“The state said we’ll put forth the application only if the local politicians and community supports it. Sen. [Michael] Gianaris signed the letter of support. [City Councilman Jimmy] Van Bramer signed the letter of support,” Cuomo said during the interview. “We win.”
But after Ocasio-Cortez (a self-described Democratic socialist) won her race, Cuomo said a “political shift” took hold in New York politics.
“It was a political shift,” he said. “And then they oppose the very application that they supported. They signed the darn application. We win. The same people who sign it then say, ‘Oops, the politics changed, I changed my opinion.’”
The e-commerce giant was supposed to build its new campus in New York, but pulled out in mid-February after facing mounting criticism for the $3 billion in incentives that it would receive as a result of the deal. In exchange, Amazon said it would create 25,000 high-paying jobs and invest tens of millions of dollars in the local area.
Ocasio-Cortez and several local and state politicians, including State Sen. Michael Gianaris, were noted critics of the deal; when Amazon announced it was pulling out, the New York representative applauded the news on Twitter.

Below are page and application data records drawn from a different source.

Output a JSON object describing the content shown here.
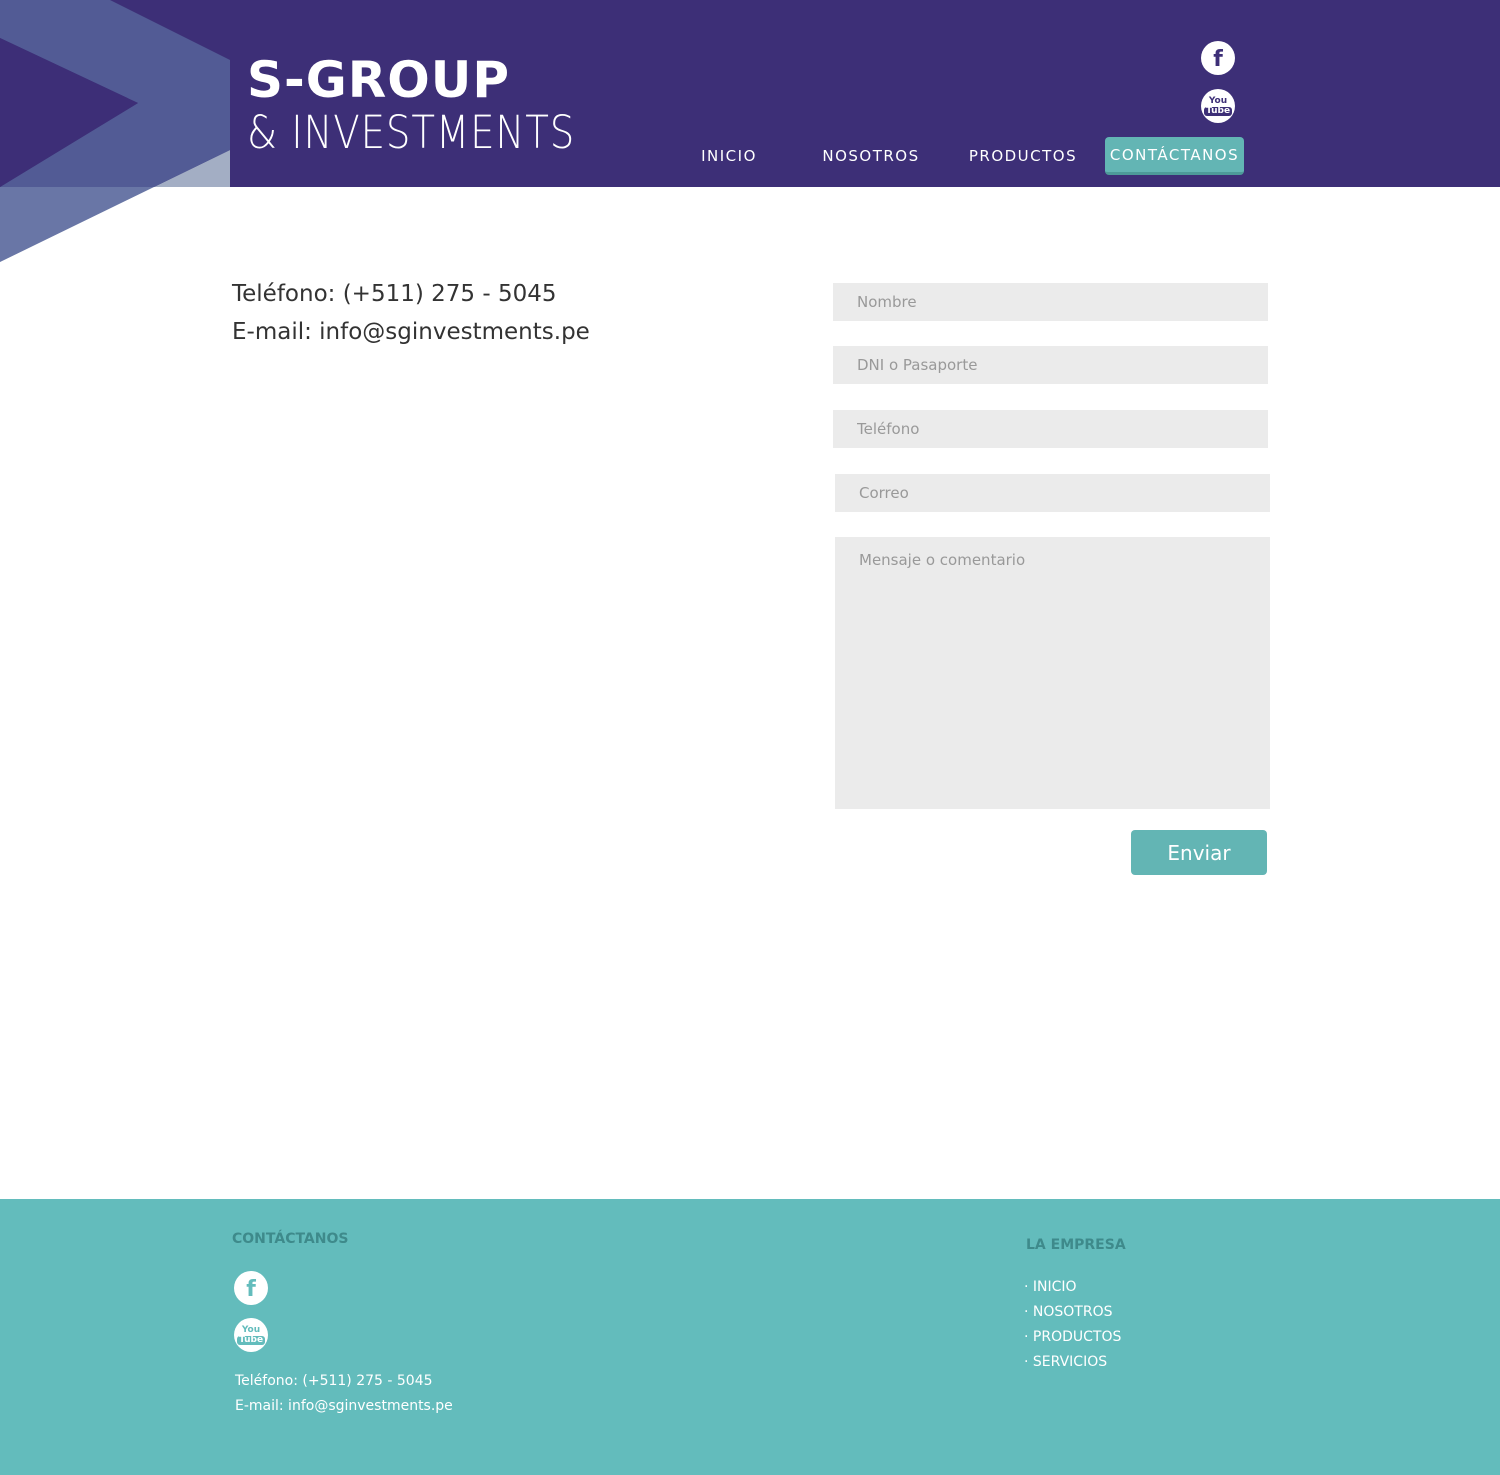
{
  "brand": {
    "line1": "S-GROUP",
    "line2": "& INVESTMENTS"
  },
  "header": {
    "social": [
      {
        "name": "facebook-icon",
        "glyph": "f"
      },
      {
        "name": "youtube-icon",
        "glyph_top": "You",
        "glyph_bottom": "Tube"
      }
    ],
    "nav": [
      {
        "label": "INICIO",
        "active": false
      },
      {
        "label": "NOSOTROS",
        "active": false
      },
      {
        "label": "PRODUCTOS",
        "active": false
      },
      {
        "label": "CONTÁCTANOS",
        "active": true
      }
    ]
  },
  "contact": {
    "phone": "Teléfono: (+511) 275 - 5045",
    "email": "E-mail: info@sginvestments.pe"
  },
  "form": {
    "nombre_placeholder": "Nombre",
    "dni_placeholder": "DNI o Pasaporte",
    "telefono_placeholder": "Teléfono",
    "correo_placeholder": "Correo",
    "mensaje_placeholder": "Mensaje o comentario",
    "submit_label": "Enviar"
  },
  "footer": {
    "contact_title": "CONTÁCTANOS",
    "phone": "Teléfono: (+511) 275 - 5045",
    "email": "E-mail: info@sginvestments.pe",
    "company_title": "LA EMPRESA",
    "links": [
      "· INICIO",
      "· NOSOTROS",
      "· PRODUCTOS",
      "· SERVICIOS"
    ]
  },
  "colors": {
    "header_bg": "#3d2f77",
    "accent": "#63b5b4",
    "footer_bg": "#63bcbc",
    "field_bg": "#ebebeb"
  }
}
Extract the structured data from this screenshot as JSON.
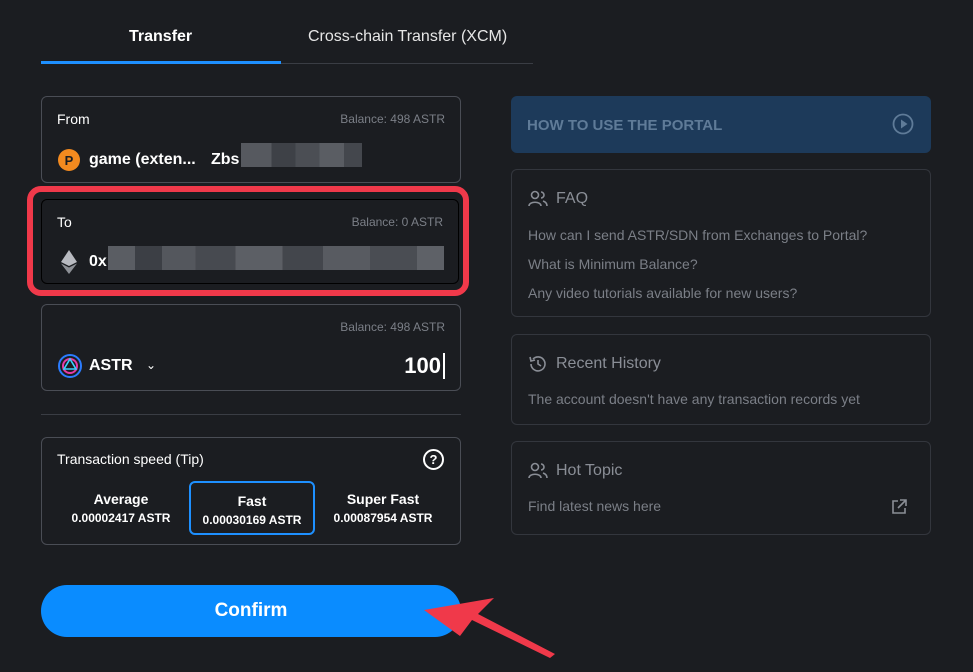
{
  "tabs": {
    "transfer": "Transfer",
    "xcm": "Cross-chain Transfer (XCM)"
  },
  "from": {
    "label": "From",
    "balance": "Balance: 498 ASTR",
    "account_name": "game (exten...",
    "address_prefix": "Zbs"
  },
  "to": {
    "label": "To",
    "balance": "Balance: 0 ASTR",
    "address_prefix": "0x"
  },
  "amount": {
    "balance": "Balance: 498 ASTR",
    "token": "ASTR",
    "value": "100"
  },
  "speed": {
    "title": "Transaction speed (Tip)",
    "help": "?",
    "options": [
      {
        "name": "Average",
        "value": "0.00002417 ASTR"
      },
      {
        "name": "Fast",
        "value": "0.00030169 ASTR",
        "selected": true
      },
      {
        "name": "Super Fast",
        "value": "0.00087954 ASTR"
      }
    ]
  },
  "confirm_label": "Confirm",
  "howto_label": "HOW TO USE THE PORTAL",
  "faq": {
    "title": "FAQ",
    "items": [
      "How can I send ASTR/SDN from Exchanges to Portal?",
      "What is Minimum Balance?",
      "Any video tutorials available for new users?"
    ]
  },
  "recent": {
    "title": "Recent History",
    "text": "The account doesn't have any transaction records yet"
  },
  "hot": {
    "title": "Hot Topic",
    "text": "Find latest news here"
  },
  "colors": {
    "accent": "#0a8cff",
    "highlight": "#f0394a",
    "background": "#1b1d21"
  }
}
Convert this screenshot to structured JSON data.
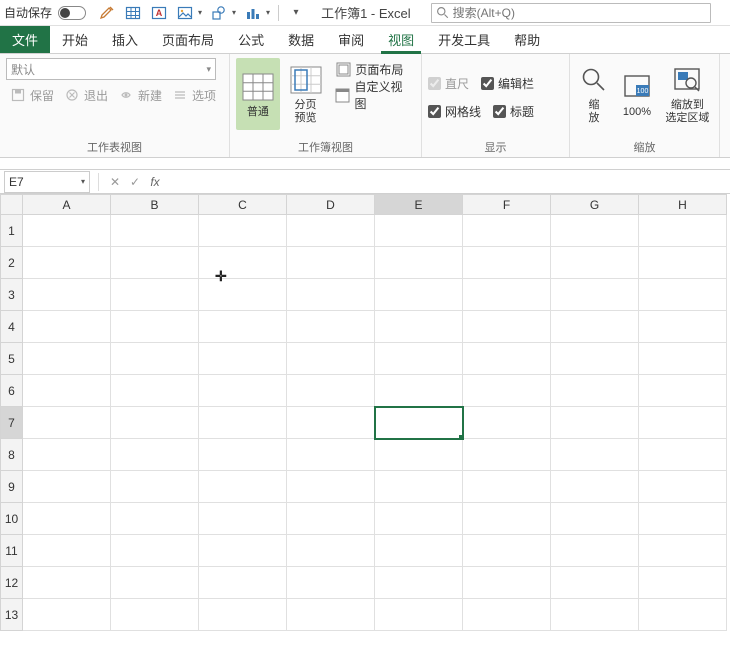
{
  "titlebar": {
    "autosave_label": "自动保存",
    "doc_title": "工作簿1 - Excel",
    "search_placeholder": "搜索(Alt+Q)"
  },
  "tabs": {
    "file": "文件",
    "items": [
      "开始",
      "插入",
      "页面布局",
      "公式",
      "数据",
      "审阅",
      "视图",
      "开发工具",
      "帮助"
    ],
    "active_index": 6
  },
  "ribbon": {
    "sheetview": {
      "title": "工作表视图",
      "combo_placeholder": "默认",
      "keep": "保留",
      "exit": "退出",
      "new": "新建",
      "options": "选项"
    },
    "workbookview": {
      "title": "工作簿视图",
      "normal": "普通",
      "pagebreak": "分页\n预览",
      "pagelayout": "页面布局",
      "custom": "自定义视图"
    },
    "show": {
      "title": "显示",
      "ruler": "直尺",
      "formula_bar": "编辑栏",
      "gridlines": "网格线",
      "headings": "标题"
    },
    "zoom": {
      "title": "缩放",
      "zoom": "缩\n放",
      "hundred": "100%",
      "to_selection": "缩放到\n选定区域"
    }
  },
  "formula_bar": {
    "namebox": "E7",
    "fx_label": "fx",
    "value": ""
  },
  "grid": {
    "columns": [
      "A",
      "B",
      "C",
      "D",
      "E",
      "F",
      "G",
      "H"
    ],
    "rows": [
      1,
      2,
      3,
      4,
      5,
      6,
      7,
      8,
      9,
      10,
      11,
      12,
      13
    ],
    "active_col": "E",
    "active_row": 7
  },
  "icons": {
    "search": "search-icon",
    "pen": "brush-icon",
    "table": "table-icon",
    "textbox": "textbox-icon",
    "image": "image-icon",
    "shapes": "shapes-icon",
    "chart": "chart-icon"
  }
}
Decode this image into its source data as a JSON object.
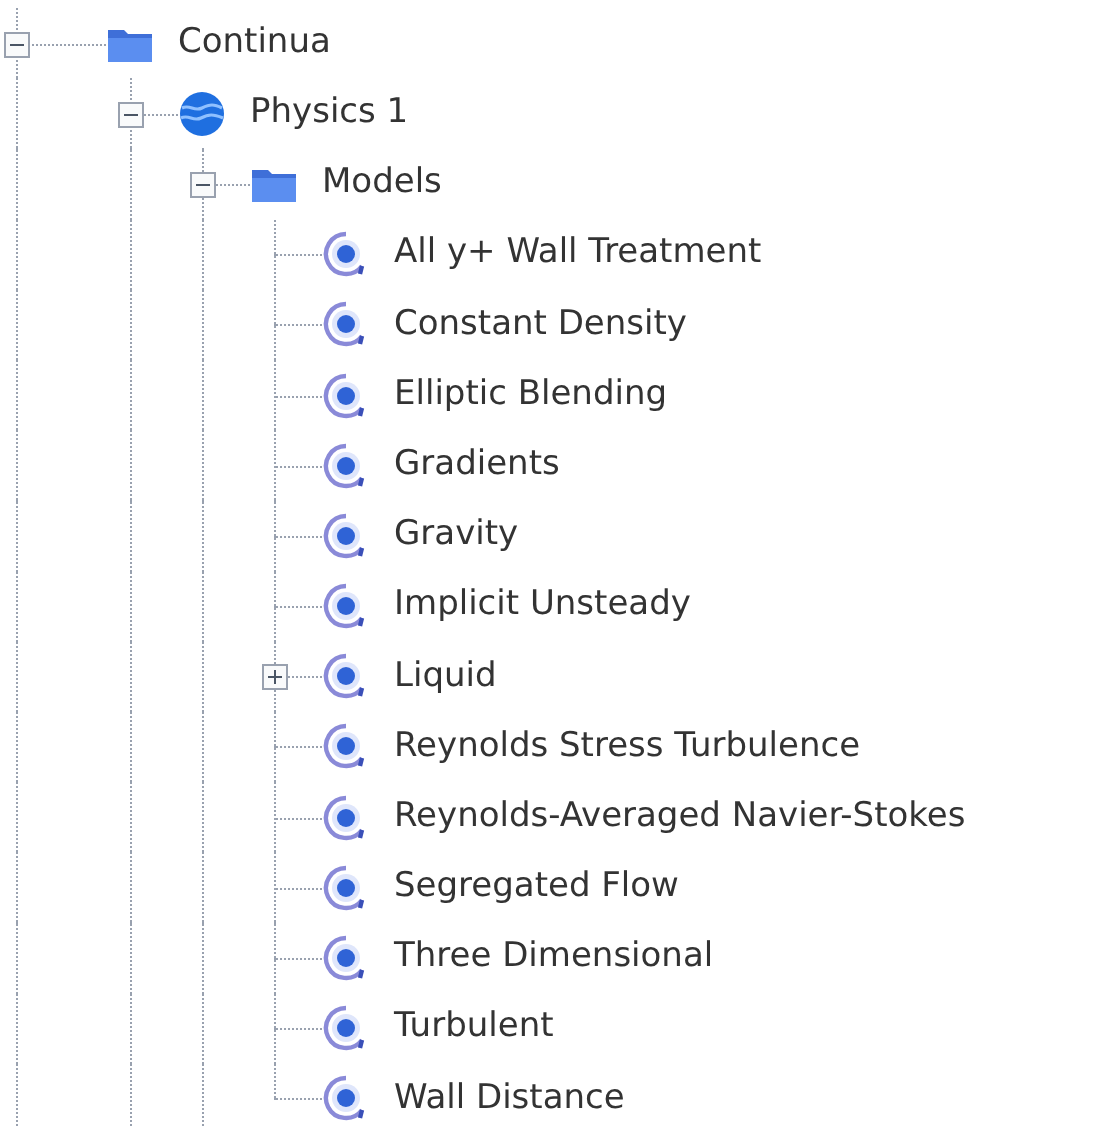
{
  "tree": [
    {
      "label": "Continua",
      "kind": "folder",
      "expanded": true,
      "continues": true,
      "children": [
        {
          "label": "Physics 1",
          "kind": "physics",
          "expanded": true,
          "continues": true,
          "children": [
            {
              "label": "Models",
              "kind": "folder",
              "expanded": true,
              "continues": true,
              "children": [
                {
                  "label": "All y+ Wall Treatment",
                  "kind": "model"
                },
                {
                  "label": "Constant Density",
                  "kind": "model"
                },
                {
                  "label": "Elliptic Blending",
                  "kind": "model"
                },
                {
                  "label": "Gradients",
                  "kind": "model"
                },
                {
                  "label": "Gravity",
                  "kind": "model"
                },
                {
                  "label": "Implicit Unsteady",
                  "kind": "model"
                },
                {
                  "label": "Liquid",
                  "kind": "model",
                  "expanded": false
                },
                {
                  "label": "Reynolds Stress Turbulence",
                  "kind": "model"
                },
                {
                  "label": "Reynolds-Averaged Navier-Stokes",
                  "kind": "model"
                },
                {
                  "label": "Segregated Flow",
                  "kind": "model"
                },
                {
                  "label": "Three Dimensional",
                  "kind": "model"
                },
                {
                  "label": "Turbulent",
                  "kind": "model"
                },
                {
                  "label": "Wall Distance",
                  "kind": "model"
                }
              ]
            }
          ]
        }
      ]
    }
  ]
}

“Plenty of companies (even large ones) move to NYC without needing an unprecedented $3b tax giveaway that isn’t extended to other local business owners - just look at Google, for example,” she said. “Deals have to be fair.”